Following security breaches that have shook confidence in many online services, Twitter today announced the launch of its bug bounty program that will pay security researchers for responsibly reporting threats through HackerOne, a bug bounty program provider. Twitter will pay a minimum of $140 per threat reported on, ads.twitter, mobile Twitter, Tweetdeck, apps.twitter, and its iOS and Android apps. Twitter actually began working with HackerOne three months ago according to its bug timeline, but it seems the Apple celebrity photo hack has catapulted cybersecurity to a new level of mainstream interest, and Twitter wanted to show it takes keeping its users safe quite seriously.

Twitter writes “To recognize their efforts and the important role they play in keeping Twitter safe for everyone we offer a bounty for reporting certain qualifying security vulnerabilities.” Already the program has recognized 44 hackers for helping Twitter close 46 bugs.

Some large companies like Facebook run their own bug bounty programs, but HackerOne offers a plug-and-play solutions for companies that want the benefits of crowdsourced bug hunting without having to fiddle with adminsitering the program themselves. Others that employ HackerOne include Yahoo, Square, MailChimp, Slack, and Coinbase. HackerOne recently raised $9 million to expand and market its programs.
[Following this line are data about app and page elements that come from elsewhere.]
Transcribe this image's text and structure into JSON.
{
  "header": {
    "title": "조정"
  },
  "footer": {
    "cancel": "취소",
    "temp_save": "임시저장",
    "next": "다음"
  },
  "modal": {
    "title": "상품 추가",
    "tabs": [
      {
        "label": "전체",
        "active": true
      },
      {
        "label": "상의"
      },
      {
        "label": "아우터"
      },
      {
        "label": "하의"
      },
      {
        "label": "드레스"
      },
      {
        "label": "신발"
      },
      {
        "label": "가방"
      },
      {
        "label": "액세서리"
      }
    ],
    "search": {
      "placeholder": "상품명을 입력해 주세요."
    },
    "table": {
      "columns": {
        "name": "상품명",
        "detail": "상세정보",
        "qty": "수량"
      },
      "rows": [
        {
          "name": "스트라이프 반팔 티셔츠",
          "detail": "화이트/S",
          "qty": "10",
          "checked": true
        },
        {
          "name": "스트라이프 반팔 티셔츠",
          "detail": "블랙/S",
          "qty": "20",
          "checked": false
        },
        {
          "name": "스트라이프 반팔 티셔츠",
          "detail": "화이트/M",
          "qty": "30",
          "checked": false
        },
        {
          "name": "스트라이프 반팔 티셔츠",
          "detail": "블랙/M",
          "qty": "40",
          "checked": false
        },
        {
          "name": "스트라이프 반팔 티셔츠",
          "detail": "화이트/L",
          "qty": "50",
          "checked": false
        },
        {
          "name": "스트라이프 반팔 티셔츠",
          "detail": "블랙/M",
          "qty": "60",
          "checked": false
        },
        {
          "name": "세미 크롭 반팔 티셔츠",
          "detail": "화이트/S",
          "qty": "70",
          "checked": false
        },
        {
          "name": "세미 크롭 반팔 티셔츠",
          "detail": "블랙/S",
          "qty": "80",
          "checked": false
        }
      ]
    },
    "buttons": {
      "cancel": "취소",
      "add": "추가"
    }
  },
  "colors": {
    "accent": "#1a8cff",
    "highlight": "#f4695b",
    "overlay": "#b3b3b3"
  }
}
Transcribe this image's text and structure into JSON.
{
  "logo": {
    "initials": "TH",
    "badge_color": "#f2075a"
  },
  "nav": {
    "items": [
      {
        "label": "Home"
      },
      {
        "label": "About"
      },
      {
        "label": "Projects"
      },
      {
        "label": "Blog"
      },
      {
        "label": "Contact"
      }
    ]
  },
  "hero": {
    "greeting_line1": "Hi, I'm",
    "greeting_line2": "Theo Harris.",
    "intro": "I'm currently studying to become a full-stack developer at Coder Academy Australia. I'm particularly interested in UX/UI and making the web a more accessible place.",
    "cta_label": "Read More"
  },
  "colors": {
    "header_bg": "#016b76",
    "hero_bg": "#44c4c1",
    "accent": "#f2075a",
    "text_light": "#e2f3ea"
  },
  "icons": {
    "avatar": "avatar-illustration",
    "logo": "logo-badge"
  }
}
HackerOne was co-founder by Alex Rice, a former Facebook security team member who saw the social network’s self-run bug bounty program save the company from tons of threats.

Some are calling on Apple to introduce a bug bounty program following the celebrity photo hacks this week. Perhaps Twitter’s move will encourage Apple to open up communication with outside security researchers.

We’ll have more details shortly

[Image Credit: Screenrant via Star Wars]